LAHORE – Punjab Archaeology Department and Parks and Horticulture Authority (PHA) are carrying out conservation work at an important historical monument of 19th Century Baradari of Sher Singh, situated in Kot Khawaja Saeed in Northern Lahore.

The Archaeology Department officials said the work had been started some weeks ago and would be completed in two years with the budget of Rs 20 million. They said the government had allocated Rs 10 million for the ongoing fiscal year.

They said the PHA was construing boundary wall of the monument and landscaping which was near to be completed. “Archaeology Department has to do the conservation and renovation work on the Baradari. Firstly, we are doing underpinning and carrying out work for stability of the structure,” they said.

They claimed that they would complete a good chunk of the work this year. The condition of the structure was very miserable and it was near to collapse, the officials informed.

“It was merely surviving with skeleton but we are carrying out work rapidly and would complete the roofs of the structure up to the June 2012,” they further claimed.

The monument, which was declared protected under Antiquity Act 1975, was badly damaged and set on fire by an angry mob in 1992 in retaliation to the demolition of the Babri Mosque in India. The locals told this scribe that in 1992 the people had taken precious wooden doors and bricks of the monuments. They said once river Ravi flowed here and the Baradari of Maharaja Sher Singh was on the bank of river. There was time when this residential complex of Sher Singh was surrounded by the Sikh garrisons to protect the Raja, they said. The structure, after the death of Sher Singh was left at the mercy of time.

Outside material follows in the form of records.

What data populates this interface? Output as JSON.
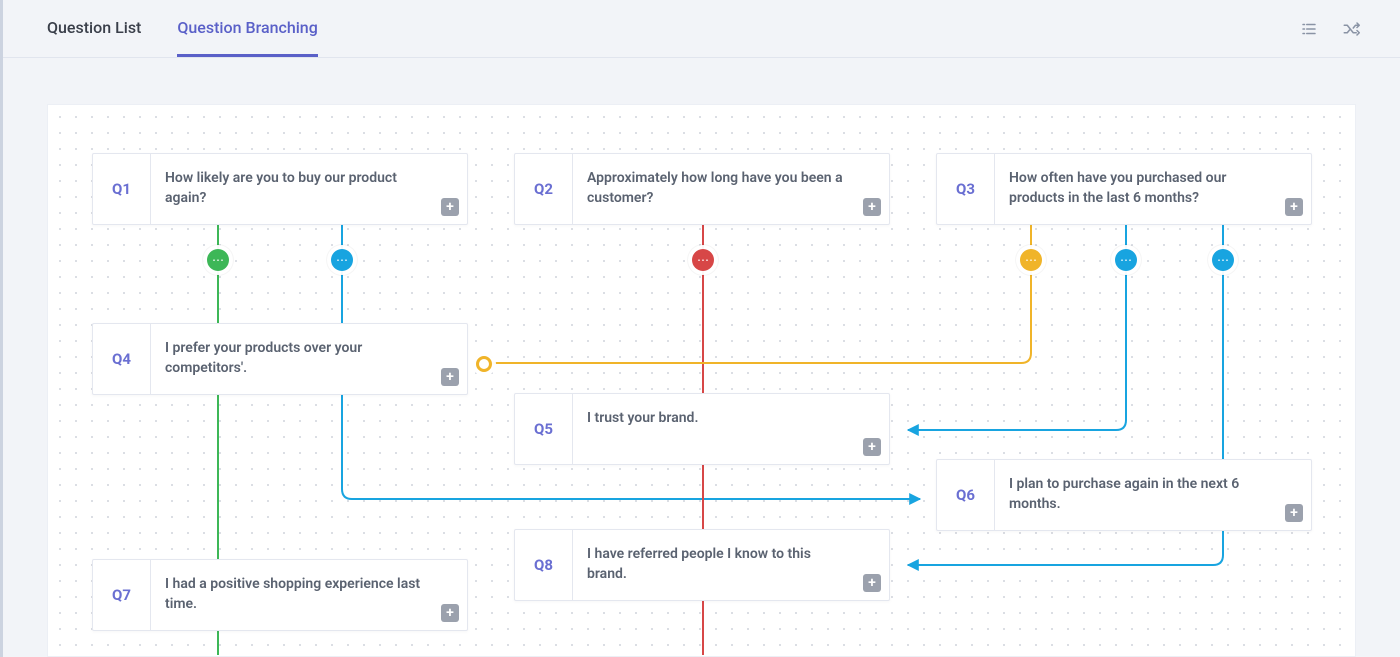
{
  "tabs": {
    "list_label": "Question List",
    "branch_label": "Question Branching",
    "active": "branch"
  },
  "header_icons": {
    "list_icon": "list-icon",
    "shuffle_icon": "shuffle-icon"
  },
  "questions": {
    "q1": {
      "code": "Q1",
      "text": "How likely are you to buy our product again?"
    },
    "q2": {
      "code": "Q2",
      "text": "Approximately how long have you been a customer?"
    },
    "q3": {
      "code": "Q3",
      "text": "How often have you purchased our products in the last 6 months?"
    },
    "q4": {
      "code": "Q4",
      "text": "I prefer your products over your competitors'."
    },
    "q5": {
      "code": "Q5",
      "text": "I trust your brand."
    },
    "q6": {
      "code": "Q6",
      "text": "I plan to purchase again in the next 6 months."
    },
    "q7": {
      "code": "Q7",
      "text": "I had a positive shopping experience last time."
    },
    "q8": {
      "code": "Q8",
      "text": "I have referred people I know to this brand."
    }
  },
  "branch_nodes": [
    {
      "id": "n1",
      "color": "green"
    },
    {
      "id": "n2",
      "color": "blue"
    },
    {
      "id": "n3",
      "color": "red"
    },
    {
      "id": "n4",
      "color": "orange"
    },
    {
      "id": "n5",
      "color": "blue"
    },
    {
      "id": "n6",
      "color": "blue"
    },
    {
      "id": "n7",
      "color": "orange-ring"
    }
  ],
  "colors": {
    "accent": "#5a60c8",
    "node_green": "#3db757",
    "node_blue": "#18a4e0",
    "node_red": "#d74747",
    "node_orange": "#f0b429",
    "canvas_dot": "#cfd3db"
  },
  "chart_data": {
    "type": "graph",
    "nodes": [
      {
        "id": "Q1",
        "label": "How likely are you to buy our product again?"
      },
      {
        "id": "Q2",
        "label": "Approximately how long have you been a customer?"
      },
      {
        "id": "Q3",
        "label": "How often have you purchased our products in the last 6 months?"
      },
      {
        "id": "Q4",
        "label": "I prefer your products over your competitors'."
      },
      {
        "id": "Q5",
        "label": "I trust your brand."
      },
      {
        "id": "Q6",
        "label": "I plan to purchase again in the next 6 months."
      },
      {
        "id": "Q7",
        "label": "I had a positive shopping experience last time."
      },
      {
        "id": "Q8",
        "label": "I have referred people I know to this brand."
      }
    ],
    "edges": [
      {
        "from": "Q1",
        "to": "Q4",
        "color": "green"
      },
      {
        "from": "Q1",
        "to": "Q6",
        "color": "blue"
      },
      {
        "from": "Q2",
        "to": "Q5",
        "color": "red"
      },
      {
        "from": "Q2",
        "to": "Q8",
        "color": "red"
      },
      {
        "from": "Q3",
        "to": "Q4",
        "color": "orange"
      },
      {
        "from": "Q3",
        "to": "Q5",
        "color": "blue"
      },
      {
        "from": "Q3",
        "to": "Q8",
        "color": "blue"
      },
      {
        "from": "Q4",
        "to": "Q7",
        "color": "green"
      }
    ]
  }
}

The Archaeology Department officials said the Solid Waste Enclosure had been constructed here about five years ago which marred the beauty of the structure. They said the enclosure would be removed before completion of the conservation work.

They said archaeological sites needed conservation work every year but unfortunately no work had been carried out on the monument since it was declared as protected monument.

They said although architecturally this building did not hold any distinct pretensions among the Sikh built heritage of the area but its historic association with the period was above the board.